So, what is your “answerable” question for your coming presentation? Spend 10 mins whilst you are commuting to work, and you will have one!!
速成诀窍 – “在开始的时候问一个‘容易回答’的问题”，事先准备一个“容易回答”的问题，在你介绍完自己以后就问这个问题。我所谓的“容易回答”的问题是：
1. 低风险 – 听众不会因回答此问题是太冒险。换一句话来说，要么大部分人应该知道答案，或者这问题是没有绝对对或错的答案。比如，你想在一次合规演讲里鼓励互动，你可以避免问“请告诉我人民银行对于大额可疑交易的规定是什么”（这个问题不容易回答）或者“如果你有读高过最新的关于大额可疑交易的规定，请举手”（…由于通常大部分人也没有读过，会容易做成尴尬）。取而代之，你可以问“想象你是监管者，你觉得多大金额的交易才应该被订为作所谓大额交易”。然后你在白板上写上3个选择，让大家举手选择。
2. 大规模参与 –这点引出“容易回答”的问题的第二个特征，这就是该问题可以很容易地让大家都参与到其中，比如，那些让大家举手选择的问题，或者是非常刺激的，可以吸引大家脱口而出回答的问题（注意，在中国或者亚洲，人们比较害羞，不太会大声说出来，特别在刚开始的时候）再举一个例子，你需要避免问“为了符合最新的反洗钱规定，银行应该做哪些工作？”取而代之，你可以问“为了符合最新的反洗钱规定，银行应该做以下哪项工作？A. 不做生意 B. 开除那些不懂条例的员工 C. 所有相关人员都需要充分学习政策” 记住，你不能在问完问题后就停下来等他们回答。你需要引导他们举手。你可以说“好了，现在你们知道选择了，选A的请举手…”
3. 有趣 –我们应该让听众觉得回答问题是好玩的。很简单，大家都喜欢有趣的事情，在好玩的环境成人会学习的更好。从上面的3个例子中可以看出如何使用提问增加趣味。
Underlying Problem – Most presenters (at least those in our organisation) allow the white screen to take the stage rather themselves. They stand (or even sit) on the side, look at the screen themselves whilst talking, and some even read directly from the slides. There is lack of eye contact, and under-utilization of his / her body language. Human connection is discounted and presentation becomes less effective.
Ideally, the presenters should realise such issue and correct it. He / she should know how to take the stage back from the white screen. For example, ‘tell and show’ rather than ‘show and tell’. And avoid reading directly from the slides. And blank the screen and step forward whilst talking…. Often, it takes time for them especially for the presentation beginners to really adopt the above. It is not easy to change habit. In fact, I met a presenter who will turn his head to look at the white screen even though there is nothing on it!!!
Quick Fix – ‘Blank the screen for the 1st 1 minute’. Just present in the beginning with the screen off. With that, the presenter is bound to have eye contact, and the audience is bound to look at him / her (instead of the screen). The audience will feel that the presenter is taking charge, but not the screen (or projector), at least in the beginning for a better impression!! And as time goes, such habit of presenting without slides can be built up by lengthening the time or as the presenters get used to this 1st 1 minute.
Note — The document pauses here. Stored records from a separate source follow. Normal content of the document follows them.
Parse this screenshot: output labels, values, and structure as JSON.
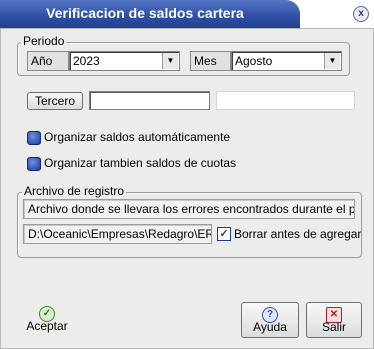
{
  "window": {
    "title": "Verificacion de saldos cartera",
    "close_label": "x"
  },
  "periodo": {
    "legend": "Periodo",
    "ano_label": "Año",
    "ano_value": "2023",
    "mes_label": "Mes",
    "mes_value": "Agosto"
  },
  "tercero": {
    "button_label": "Tercero",
    "value": "",
    "description": ""
  },
  "options": {
    "organizar_saldos": "Organizar saldos automáticamente",
    "organizar_cuotas": "Organizar tambien saldos de cuotas"
  },
  "archivo": {
    "legend": "Archivo de registro",
    "description": "Archivo donde se llevara los errores encontrados durante el proceso",
    "path": "D:\\Oceanic\\Empresas\\Redagro\\ERR",
    "borrar_label": "Borrar antes de agregar",
    "borrar_checked": true
  },
  "buttons": {
    "aceptar": "Aceptar",
    "ayuda": "Ayuda",
    "salir": "Salir"
  },
  "colors": {
    "title_bar": "#3050a8",
    "accent_blue": "#1c3c9e",
    "window_bg": "#ececea"
  }
}
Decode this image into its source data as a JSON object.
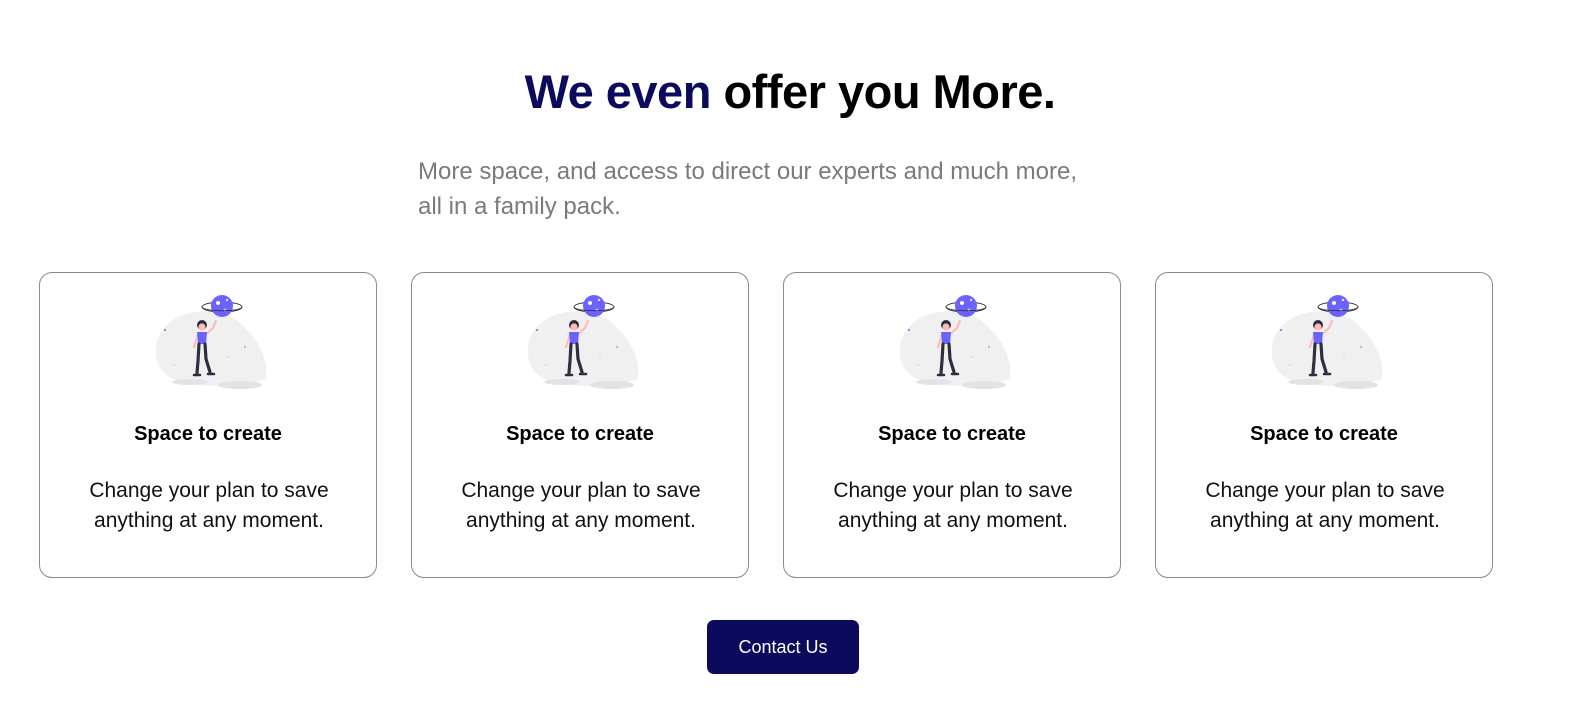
{
  "section": {
    "heading_accent": "We even",
    "heading_rest": "offer you More.",
    "subtitle_line1": "More space, and access to direct our experts and much more,",
    "subtitle_line2": "all in a family pack."
  },
  "colors": {
    "accent": "#0b0a5c",
    "illustration_purple": "#6c63ff",
    "subtitle_gray": "#7a7a7a"
  },
  "cards": [
    {
      "icon": "astronaut-planet-illustration",
      "title": "Space to create",
      "desc_line1": "Change your plan to save",
      "desc_line2": "anything at any moment."
    },
    {
      "icon": "astronaut-planet-illustration",
      "title": "Space to create",
      "desc_line1": "Change your plan to save",
      "desc_line2": "anything at any moment."
    },
    {
      "icon": "astronaut-planet-illustration",
      "title": "Space to create",
      "desc_line1": "Change your plan to save",
      "desc_line2": "anything at any moment."
    },
    {
      "icon": "astronaut-planet-illustration",
      "title": "Space to create",
      "desc_line1": "Change your plan to save",
      "desc_line2": "anything at any moment."
    }
  ],
  "contact_button": {
    "label": "Contact Us"
  }
}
Presentation skills class is my favourite class among all. Since there are only a few participants and the outcome is more observable by nature, I can feel my impact better. (Or know my failure more easily…..!!) In addition, I like it as somehow it makes me think a lot about behavioral change. For example, it is one thing that you convince the participant about the importance of ‘eye contact’, it is another thing that he / she can keep look at others’ eye as he / she speaks publicly. It is not easy to change the behavior. But this is what good training should do.
When I first started to deliver my presentation skills training, I would give them lot of ways on how to present better e.g. eye contact, story, analogy, diagram, pause, gesture, posture….. anyway… a lot!! More and more I realised that ‘too much’ will just make the participants more difficult to change their behavior. This is especially the case for those who just start to think about presentation skills. And for them particularly, theory e.g. “WIIFM” does not help much, at least not very quickly. They can better gain from the class by knowing specific TO-DO list (or NOT-TO-DO).
So, I am putting up a list of ‘Presentation Quick Fix’. They are basically TO-DO items which are:
- Simple to understand
- Easy to adopt even under presentation stress
- Quick to show resul
I believe that they will help people to yield short-term result quickly, and make behavioral change easier.
Stay tuned!! The first one is coming soon.